RESIDENTIAL streets in Scotland could become 20mph zones after an international study boosted proposals for their introduction by concluding it would drastically reduce road deaths.

Pedestrians and cyclists are around five times more likely to die in a collision at 30mph, the Organisation for Economic Co-operation and Development (OECD) said. It recommended 30kmh — equivalent to 20mph — should be the maximum speed where motorised vehicles and vulnerable road users share the same space.

The Scottish Greens plan to bring a bill before the Scottish Parliament this year to change the default speed limit on residential streets from 30mph to 20mph.

Mark Ruskell, the party’s environment spokesman, said he has had “constructive negotiations” already with police and

councils about the proposal. He added: “We are now at a tipping point, where around the world the benefits of reducing traffic speed is seen as an essential tool to make communities safer, healthier and greener.

“Scotland has the chance to make 20mph speed limits the default rule rather than

the exception in urban areas, building on the success of widespread roll outs in

Edinburgh, Fife and Clackmannanshire.”

The controversial 20mph speed limit in Edinburgh has been credited with lowering the number of casualties in the city by nearly one-quarter.

There were 24 per cent fewer casualties between October and December last year, dropping from 1,067 to 809 compared to the same period in 2016. Nearly one-third fewer people are also being killed or seriously injured. There were 103 fatal or serious casualties between October and December, compared to 147 in 2016.

The OECD report stated: “Where motorised vehicles and vulnerable road users share the same space, such as in residential areas, 30kmh is the recommended maximum.”

It added: “Research has indicated that
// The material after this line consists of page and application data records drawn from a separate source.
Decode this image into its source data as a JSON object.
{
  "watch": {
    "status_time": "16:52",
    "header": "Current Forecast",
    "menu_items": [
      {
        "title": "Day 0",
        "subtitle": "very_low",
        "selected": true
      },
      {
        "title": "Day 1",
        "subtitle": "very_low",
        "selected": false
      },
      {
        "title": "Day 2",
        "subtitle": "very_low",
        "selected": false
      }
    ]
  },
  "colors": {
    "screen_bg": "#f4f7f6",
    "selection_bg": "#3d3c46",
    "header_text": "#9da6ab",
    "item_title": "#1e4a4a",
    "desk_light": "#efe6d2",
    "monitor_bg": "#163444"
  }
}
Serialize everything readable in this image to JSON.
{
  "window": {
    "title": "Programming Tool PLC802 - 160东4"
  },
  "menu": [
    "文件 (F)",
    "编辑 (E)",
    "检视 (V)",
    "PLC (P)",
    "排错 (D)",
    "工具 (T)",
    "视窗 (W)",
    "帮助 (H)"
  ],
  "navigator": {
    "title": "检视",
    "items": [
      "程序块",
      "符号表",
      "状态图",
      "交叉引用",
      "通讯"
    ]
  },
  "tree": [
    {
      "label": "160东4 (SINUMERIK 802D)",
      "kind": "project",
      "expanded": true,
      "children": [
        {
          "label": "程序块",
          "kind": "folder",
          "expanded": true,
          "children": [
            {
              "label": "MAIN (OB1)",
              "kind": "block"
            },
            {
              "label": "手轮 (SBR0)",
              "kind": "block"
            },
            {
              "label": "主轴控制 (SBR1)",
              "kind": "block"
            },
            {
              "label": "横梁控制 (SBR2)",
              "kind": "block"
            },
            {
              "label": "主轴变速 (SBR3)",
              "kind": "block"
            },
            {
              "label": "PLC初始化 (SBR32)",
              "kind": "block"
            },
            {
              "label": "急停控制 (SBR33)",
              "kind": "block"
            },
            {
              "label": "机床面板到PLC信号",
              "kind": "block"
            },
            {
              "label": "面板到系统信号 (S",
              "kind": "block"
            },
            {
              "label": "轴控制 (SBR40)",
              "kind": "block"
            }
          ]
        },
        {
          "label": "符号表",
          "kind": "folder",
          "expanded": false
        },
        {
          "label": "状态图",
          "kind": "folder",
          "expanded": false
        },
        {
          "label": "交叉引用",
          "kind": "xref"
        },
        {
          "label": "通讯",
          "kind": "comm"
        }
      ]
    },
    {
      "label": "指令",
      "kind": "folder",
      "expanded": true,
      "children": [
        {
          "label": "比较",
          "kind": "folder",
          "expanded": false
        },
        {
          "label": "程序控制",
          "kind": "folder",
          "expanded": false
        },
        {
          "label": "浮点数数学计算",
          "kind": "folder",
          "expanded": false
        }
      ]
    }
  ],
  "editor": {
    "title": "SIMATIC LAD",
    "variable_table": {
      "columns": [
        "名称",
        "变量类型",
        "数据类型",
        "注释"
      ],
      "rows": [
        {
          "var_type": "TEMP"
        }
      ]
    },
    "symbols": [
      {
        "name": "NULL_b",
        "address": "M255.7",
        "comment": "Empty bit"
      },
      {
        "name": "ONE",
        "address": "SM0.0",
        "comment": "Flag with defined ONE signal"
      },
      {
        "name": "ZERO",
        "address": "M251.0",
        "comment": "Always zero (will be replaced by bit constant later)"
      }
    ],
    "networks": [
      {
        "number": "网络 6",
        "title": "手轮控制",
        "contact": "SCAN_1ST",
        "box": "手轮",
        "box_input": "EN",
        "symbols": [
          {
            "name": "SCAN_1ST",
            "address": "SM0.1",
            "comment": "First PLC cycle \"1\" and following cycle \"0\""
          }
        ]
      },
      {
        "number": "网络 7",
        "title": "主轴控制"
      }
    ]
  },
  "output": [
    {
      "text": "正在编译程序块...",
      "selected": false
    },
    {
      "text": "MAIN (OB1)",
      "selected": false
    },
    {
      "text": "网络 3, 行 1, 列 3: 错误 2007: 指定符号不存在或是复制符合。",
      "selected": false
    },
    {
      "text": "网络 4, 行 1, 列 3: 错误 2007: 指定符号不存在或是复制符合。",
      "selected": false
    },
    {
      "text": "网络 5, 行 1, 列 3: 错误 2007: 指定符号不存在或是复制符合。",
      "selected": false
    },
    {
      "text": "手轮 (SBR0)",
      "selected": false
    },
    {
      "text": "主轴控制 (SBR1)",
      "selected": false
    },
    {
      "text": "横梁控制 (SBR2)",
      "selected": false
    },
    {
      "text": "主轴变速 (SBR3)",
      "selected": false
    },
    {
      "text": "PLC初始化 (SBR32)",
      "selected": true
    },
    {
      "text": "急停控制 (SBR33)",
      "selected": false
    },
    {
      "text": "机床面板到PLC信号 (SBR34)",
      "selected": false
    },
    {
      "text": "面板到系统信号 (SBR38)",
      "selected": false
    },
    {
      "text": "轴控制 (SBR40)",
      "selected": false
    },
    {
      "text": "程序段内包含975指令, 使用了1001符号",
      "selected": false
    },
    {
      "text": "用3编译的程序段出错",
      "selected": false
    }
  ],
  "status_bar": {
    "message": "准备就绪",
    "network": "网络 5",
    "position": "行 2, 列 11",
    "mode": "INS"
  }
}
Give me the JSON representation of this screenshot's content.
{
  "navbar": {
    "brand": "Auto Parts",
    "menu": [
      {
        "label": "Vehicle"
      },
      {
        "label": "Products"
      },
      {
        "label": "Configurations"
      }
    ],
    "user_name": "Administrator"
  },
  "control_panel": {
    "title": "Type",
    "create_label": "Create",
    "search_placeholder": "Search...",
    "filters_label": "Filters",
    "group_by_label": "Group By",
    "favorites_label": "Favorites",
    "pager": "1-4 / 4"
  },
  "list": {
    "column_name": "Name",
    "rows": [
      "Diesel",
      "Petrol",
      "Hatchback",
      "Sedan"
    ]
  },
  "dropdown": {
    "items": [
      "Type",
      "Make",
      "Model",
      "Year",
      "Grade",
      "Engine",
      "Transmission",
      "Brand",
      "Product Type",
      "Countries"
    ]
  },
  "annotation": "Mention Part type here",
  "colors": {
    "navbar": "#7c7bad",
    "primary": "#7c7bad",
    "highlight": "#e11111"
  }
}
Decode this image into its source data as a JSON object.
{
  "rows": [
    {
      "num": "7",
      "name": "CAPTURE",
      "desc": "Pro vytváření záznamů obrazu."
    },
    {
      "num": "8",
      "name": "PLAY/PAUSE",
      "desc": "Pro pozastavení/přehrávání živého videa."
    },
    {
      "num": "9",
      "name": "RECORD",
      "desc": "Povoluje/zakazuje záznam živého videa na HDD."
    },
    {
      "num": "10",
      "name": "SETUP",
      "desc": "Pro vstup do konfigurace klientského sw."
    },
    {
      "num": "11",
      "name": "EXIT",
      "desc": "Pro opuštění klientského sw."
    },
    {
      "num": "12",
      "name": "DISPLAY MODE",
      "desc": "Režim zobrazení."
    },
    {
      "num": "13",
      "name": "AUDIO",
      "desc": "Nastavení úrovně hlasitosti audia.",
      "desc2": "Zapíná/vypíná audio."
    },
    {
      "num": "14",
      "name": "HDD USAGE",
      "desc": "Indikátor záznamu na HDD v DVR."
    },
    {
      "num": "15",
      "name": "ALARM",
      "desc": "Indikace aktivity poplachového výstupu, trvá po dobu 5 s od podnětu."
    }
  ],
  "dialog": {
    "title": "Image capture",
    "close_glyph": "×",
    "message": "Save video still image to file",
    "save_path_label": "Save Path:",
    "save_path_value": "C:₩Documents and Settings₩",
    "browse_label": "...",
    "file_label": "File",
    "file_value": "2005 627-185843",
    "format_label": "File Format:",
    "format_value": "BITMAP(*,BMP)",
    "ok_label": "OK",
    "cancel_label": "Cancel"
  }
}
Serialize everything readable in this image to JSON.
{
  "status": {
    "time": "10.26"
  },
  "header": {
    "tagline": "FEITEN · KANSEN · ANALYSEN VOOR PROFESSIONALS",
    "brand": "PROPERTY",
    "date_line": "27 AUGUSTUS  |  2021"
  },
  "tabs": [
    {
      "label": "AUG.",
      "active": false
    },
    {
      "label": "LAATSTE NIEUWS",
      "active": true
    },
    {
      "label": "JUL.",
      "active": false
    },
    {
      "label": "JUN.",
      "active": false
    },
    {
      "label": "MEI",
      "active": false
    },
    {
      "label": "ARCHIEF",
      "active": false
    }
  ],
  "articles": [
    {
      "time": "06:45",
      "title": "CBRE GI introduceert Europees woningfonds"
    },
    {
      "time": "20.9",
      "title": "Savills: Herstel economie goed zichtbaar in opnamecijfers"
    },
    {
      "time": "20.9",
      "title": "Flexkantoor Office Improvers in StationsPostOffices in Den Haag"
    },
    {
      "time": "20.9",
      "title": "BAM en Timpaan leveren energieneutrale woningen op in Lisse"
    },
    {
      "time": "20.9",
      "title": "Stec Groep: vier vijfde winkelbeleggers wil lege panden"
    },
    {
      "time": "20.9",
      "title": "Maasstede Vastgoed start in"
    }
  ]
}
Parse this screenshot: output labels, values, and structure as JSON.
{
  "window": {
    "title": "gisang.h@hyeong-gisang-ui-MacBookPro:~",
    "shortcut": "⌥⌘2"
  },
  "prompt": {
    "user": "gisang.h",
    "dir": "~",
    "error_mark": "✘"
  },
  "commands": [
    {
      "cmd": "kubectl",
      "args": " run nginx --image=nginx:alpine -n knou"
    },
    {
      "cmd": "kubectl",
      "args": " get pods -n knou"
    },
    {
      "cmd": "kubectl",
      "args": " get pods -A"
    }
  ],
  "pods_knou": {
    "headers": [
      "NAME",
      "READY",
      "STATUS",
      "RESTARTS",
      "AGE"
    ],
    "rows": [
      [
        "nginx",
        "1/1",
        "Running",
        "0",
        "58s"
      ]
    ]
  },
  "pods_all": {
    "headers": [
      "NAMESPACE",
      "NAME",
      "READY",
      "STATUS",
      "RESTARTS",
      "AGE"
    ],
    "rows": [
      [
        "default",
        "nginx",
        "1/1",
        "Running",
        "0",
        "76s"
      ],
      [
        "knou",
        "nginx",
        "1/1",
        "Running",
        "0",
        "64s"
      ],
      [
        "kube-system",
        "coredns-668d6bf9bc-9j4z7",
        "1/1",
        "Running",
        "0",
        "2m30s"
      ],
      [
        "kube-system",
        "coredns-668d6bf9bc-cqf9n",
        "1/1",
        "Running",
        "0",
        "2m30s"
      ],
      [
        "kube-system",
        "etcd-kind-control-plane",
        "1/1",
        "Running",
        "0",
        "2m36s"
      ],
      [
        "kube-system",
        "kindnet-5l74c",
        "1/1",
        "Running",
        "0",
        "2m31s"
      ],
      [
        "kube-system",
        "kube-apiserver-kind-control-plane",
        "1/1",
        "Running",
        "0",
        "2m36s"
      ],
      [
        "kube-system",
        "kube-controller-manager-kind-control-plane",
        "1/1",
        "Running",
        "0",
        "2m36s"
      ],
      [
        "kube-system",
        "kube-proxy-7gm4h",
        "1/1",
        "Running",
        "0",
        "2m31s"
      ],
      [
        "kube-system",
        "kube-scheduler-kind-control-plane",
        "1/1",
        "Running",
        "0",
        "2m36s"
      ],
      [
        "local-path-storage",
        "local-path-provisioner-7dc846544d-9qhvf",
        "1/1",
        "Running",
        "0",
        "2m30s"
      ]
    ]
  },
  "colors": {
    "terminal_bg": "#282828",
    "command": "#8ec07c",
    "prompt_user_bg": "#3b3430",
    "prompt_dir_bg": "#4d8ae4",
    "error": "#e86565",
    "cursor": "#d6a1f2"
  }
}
the death risk is about four to five times higher in collisions between a car and a pedestrian/road worker on foot at 50kmh (30mph) compared to the same type of

collisions at 30kmh (20mph). Considering this, there is a strong recommendation to reduce speed in urban areas.

“To reduce road trauma (ie fatalities and injuries), governments need to take actions to reduce the speed on our roads and also to reduce differences in speed.

“As individuals, the risks for a severe crash might seem small, but from a societal point of view, there are substantial safety gains when the mean speeds and speed differences on the roads are reduced.”

The OECD joins international bodies such as the World Health Organisation, Global Network for Road Safety Legislators and the International Road Assessment Programme (iRAP) which have already called for a wider rollout of 20mph roads. It cites 30kmh as the developing international standard, citing the Netherlands where 70% of urban roads have a 30kmh limit.

Rod King, campaign director for 20’s Plenty for Us, said: “This is yet another report coming to the firm conclusion that 20 is plenty where people live, work, play, shop and learn.

“Other countries have adopted a near universal 30km/h limit for urban and residential streets. More than 25% of the UK live in authorities who have also set 20mph as the right urban limit. Nearly half (44%) of Londoners are now living in 20mph streets.

“The Scottish Parliament is considering a bill to make 20mph the limit (with exceptions) for built up roads.

“It’s time to end the postcode lottery on pedestrian/cycling safety and general well-being in our residential and urban places by setting a 20mph default limit for built-up roads across the UK.”